Dec. 14, 2010 at 7:03 PM ET
There are a lot of ways to get drunk (especially this time of year), but according to new research published in the British Medical Journal, soaking your feet in booze is not one of them.
Still, foot drinking (sole sipping?) is a popular urban myth widely circulated in Denmark -- and elsewhere (search “drunk,” “soaking your feet” and “alcohol” and you'll get more than 17,000 hits). So much so that Danish researchers decided it was high time to put an end to it with a little scientific investigation.
They chose two men and a woman in their 30s -- all of whom were healthy with no history of alcoholism or liver disease -- and asked them to abstain from alcohol for 24 hours (and loofah their feet). On the day of the experiment, they performed blood alcohol tests on all three subjects, then had the trio submerge their feet in a washbowl containing three 700 mL bottles of Karloff vodka, each carrying an alcohol content of 37.5% by volume.
And there they sat for three hours, or as the researchers put it, “a time frame corresponding to a medium-length visit to the local pub.”
Every half hour, researchers tested the volunteers’ blood for any change in the alcohol level. They also asked them to self-assess for any intoxication-related symptoms by scoring on a scale of zero to 10 their self-confidence, their urge to speak and their desire for “spontaneous hugs.” (They refrained from testing a desire to grab the person next to them and blubber “I love you, man.”)
Not surprisingly, results showed that “transcutaneous intake of alcohol through feet is not possible … we conclude that the Danish urban myth about being able to get drunk by submerging feet in strong alcoholic beverage is just that – a myth.”
Interestingly, foot drinking isn’t the only weird myth out there involving alcohol.
Students in Europe and the U.S. have also embraced “vodka eyeballing,” i.e., pouring shots of vodka directly into their eyeballs as a way to get drunk quickly without booze breath or stomach upset. Others are supposedly inserting tampons soaked with vodka into their vagina -- or elsewhere (and here we thought that was just a "30 Rock" punchline).

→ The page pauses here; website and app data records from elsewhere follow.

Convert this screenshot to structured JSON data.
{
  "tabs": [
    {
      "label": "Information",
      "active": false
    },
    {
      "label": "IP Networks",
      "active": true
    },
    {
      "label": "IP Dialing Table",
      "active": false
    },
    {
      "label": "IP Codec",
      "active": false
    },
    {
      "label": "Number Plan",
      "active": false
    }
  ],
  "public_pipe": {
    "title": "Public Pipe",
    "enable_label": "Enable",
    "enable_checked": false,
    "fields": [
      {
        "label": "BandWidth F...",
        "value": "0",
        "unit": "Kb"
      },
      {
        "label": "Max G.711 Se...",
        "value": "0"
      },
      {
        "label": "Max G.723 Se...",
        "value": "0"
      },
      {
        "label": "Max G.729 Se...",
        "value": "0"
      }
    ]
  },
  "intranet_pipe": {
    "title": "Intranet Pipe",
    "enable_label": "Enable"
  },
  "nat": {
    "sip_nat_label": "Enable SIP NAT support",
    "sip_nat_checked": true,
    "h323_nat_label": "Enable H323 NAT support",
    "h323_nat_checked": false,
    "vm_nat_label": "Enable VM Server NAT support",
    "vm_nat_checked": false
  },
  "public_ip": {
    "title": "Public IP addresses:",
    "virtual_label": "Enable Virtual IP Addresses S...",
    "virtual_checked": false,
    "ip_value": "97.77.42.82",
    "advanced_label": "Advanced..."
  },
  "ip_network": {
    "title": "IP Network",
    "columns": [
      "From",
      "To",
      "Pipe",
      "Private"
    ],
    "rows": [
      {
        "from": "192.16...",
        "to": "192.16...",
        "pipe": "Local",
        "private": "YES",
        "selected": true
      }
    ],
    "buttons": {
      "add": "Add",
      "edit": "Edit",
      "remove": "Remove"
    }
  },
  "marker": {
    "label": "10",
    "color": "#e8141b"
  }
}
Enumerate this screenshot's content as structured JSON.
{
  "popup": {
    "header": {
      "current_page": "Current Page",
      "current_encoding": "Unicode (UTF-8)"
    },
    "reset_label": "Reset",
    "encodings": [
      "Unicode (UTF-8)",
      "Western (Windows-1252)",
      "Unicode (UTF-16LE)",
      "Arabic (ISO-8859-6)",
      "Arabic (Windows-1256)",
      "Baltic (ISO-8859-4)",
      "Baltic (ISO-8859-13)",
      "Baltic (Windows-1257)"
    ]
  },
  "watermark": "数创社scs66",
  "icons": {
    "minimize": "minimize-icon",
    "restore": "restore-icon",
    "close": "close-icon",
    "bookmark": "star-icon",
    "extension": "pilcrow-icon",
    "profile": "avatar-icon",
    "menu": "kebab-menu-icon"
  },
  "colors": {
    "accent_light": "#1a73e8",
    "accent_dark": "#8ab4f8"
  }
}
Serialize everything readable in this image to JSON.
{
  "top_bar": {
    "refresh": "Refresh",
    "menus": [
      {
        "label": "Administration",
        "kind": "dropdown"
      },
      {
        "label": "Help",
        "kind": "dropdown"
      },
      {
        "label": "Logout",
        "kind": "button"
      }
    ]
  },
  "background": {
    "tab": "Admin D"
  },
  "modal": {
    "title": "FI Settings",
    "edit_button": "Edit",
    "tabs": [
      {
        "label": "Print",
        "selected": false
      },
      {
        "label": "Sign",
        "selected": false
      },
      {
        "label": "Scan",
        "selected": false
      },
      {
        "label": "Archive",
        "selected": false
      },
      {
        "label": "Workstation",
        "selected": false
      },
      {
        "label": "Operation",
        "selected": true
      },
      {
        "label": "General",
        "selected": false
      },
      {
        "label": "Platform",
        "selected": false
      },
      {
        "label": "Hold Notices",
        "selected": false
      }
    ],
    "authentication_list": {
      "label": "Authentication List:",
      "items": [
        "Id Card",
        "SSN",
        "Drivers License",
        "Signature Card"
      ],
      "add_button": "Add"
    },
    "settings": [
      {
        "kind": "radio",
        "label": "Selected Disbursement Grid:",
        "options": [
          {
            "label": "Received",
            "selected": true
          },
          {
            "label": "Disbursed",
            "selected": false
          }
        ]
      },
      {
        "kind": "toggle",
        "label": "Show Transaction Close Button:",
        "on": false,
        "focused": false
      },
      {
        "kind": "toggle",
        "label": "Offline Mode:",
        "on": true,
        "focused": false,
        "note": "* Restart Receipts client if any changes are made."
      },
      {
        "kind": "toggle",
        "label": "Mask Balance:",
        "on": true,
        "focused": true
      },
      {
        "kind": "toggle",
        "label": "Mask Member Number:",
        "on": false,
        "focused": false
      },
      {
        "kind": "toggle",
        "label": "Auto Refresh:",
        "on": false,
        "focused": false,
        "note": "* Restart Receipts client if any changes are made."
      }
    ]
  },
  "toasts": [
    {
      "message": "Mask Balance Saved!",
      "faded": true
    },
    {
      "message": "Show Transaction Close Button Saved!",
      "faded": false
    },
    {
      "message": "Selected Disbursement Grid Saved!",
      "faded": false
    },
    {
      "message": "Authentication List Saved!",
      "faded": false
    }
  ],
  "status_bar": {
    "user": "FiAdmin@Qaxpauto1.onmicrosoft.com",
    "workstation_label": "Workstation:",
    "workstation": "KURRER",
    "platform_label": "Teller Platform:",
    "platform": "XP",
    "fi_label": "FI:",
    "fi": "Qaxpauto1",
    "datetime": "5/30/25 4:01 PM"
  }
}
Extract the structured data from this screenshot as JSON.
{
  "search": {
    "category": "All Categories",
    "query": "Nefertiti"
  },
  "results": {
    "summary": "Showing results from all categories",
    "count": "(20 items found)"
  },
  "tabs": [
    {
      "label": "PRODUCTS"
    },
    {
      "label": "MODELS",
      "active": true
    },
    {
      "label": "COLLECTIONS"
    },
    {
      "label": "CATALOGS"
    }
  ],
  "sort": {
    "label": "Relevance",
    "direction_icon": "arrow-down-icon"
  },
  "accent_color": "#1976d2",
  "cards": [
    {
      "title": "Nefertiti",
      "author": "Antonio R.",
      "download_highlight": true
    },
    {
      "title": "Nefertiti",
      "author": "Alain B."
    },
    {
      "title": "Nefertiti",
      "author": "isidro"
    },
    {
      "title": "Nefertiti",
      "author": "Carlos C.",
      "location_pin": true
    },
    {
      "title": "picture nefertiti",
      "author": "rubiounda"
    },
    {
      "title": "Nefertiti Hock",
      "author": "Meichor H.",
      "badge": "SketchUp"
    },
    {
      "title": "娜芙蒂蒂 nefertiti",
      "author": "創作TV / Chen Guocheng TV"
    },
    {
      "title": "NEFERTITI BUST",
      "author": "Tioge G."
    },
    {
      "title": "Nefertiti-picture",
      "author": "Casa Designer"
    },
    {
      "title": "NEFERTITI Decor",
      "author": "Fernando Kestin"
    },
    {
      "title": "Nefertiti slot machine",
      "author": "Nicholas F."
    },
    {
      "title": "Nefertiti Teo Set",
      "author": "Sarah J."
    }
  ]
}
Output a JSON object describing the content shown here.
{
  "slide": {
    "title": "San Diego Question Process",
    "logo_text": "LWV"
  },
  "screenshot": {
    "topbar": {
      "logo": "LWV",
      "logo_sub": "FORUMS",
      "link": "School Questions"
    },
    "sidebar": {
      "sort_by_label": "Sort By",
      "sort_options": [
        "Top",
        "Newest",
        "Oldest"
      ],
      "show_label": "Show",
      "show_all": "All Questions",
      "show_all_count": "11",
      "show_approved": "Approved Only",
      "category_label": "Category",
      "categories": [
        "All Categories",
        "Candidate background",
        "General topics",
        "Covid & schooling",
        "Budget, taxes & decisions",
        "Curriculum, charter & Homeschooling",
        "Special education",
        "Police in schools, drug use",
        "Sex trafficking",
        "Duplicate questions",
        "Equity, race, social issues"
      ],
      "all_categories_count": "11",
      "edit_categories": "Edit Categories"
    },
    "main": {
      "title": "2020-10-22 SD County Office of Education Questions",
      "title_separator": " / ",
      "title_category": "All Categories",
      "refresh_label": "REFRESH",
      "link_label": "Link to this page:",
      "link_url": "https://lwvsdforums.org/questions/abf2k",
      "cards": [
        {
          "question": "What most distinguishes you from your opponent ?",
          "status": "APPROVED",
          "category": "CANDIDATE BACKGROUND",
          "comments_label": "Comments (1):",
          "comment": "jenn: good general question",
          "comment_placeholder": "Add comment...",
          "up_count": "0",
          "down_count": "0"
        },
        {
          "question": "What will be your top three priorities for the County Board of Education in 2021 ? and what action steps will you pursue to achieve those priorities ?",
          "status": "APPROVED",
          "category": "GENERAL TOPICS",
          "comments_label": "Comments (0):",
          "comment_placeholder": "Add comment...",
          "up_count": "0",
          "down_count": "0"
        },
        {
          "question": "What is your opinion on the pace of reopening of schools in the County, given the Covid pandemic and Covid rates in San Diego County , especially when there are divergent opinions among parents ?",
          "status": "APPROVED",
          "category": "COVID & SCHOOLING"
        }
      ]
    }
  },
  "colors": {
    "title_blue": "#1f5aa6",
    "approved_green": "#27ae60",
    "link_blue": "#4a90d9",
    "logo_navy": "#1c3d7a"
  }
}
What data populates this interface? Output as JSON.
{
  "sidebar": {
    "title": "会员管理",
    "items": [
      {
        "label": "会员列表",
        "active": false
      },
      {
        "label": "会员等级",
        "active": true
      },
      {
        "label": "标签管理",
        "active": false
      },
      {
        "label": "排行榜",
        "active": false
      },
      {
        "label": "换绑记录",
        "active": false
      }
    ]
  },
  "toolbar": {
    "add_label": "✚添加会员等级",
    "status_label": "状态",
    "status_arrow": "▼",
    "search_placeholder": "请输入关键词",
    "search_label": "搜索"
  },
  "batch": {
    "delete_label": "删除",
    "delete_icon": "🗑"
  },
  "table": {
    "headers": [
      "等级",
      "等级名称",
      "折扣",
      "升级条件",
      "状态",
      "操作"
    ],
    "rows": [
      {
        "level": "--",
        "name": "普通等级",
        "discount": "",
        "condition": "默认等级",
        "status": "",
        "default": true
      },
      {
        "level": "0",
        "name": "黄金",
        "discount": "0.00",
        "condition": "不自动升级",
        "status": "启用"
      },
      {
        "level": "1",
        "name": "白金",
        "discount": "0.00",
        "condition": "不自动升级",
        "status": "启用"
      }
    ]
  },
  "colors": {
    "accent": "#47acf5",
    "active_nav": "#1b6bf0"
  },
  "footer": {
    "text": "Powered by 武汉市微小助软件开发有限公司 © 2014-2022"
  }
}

While no studies have been performed as to whether eyeball shots actually get you drunk faster, ophthalmologists warn the practice can result in burning, swollen, red eyes and possible damage to the optic nerve, which can result in permanent vision problems. As for soaking a tampon in 40-proof alcohol and inserting it into the most sensitive part of your body, we imagine if people are doing this, they’re only doing it once.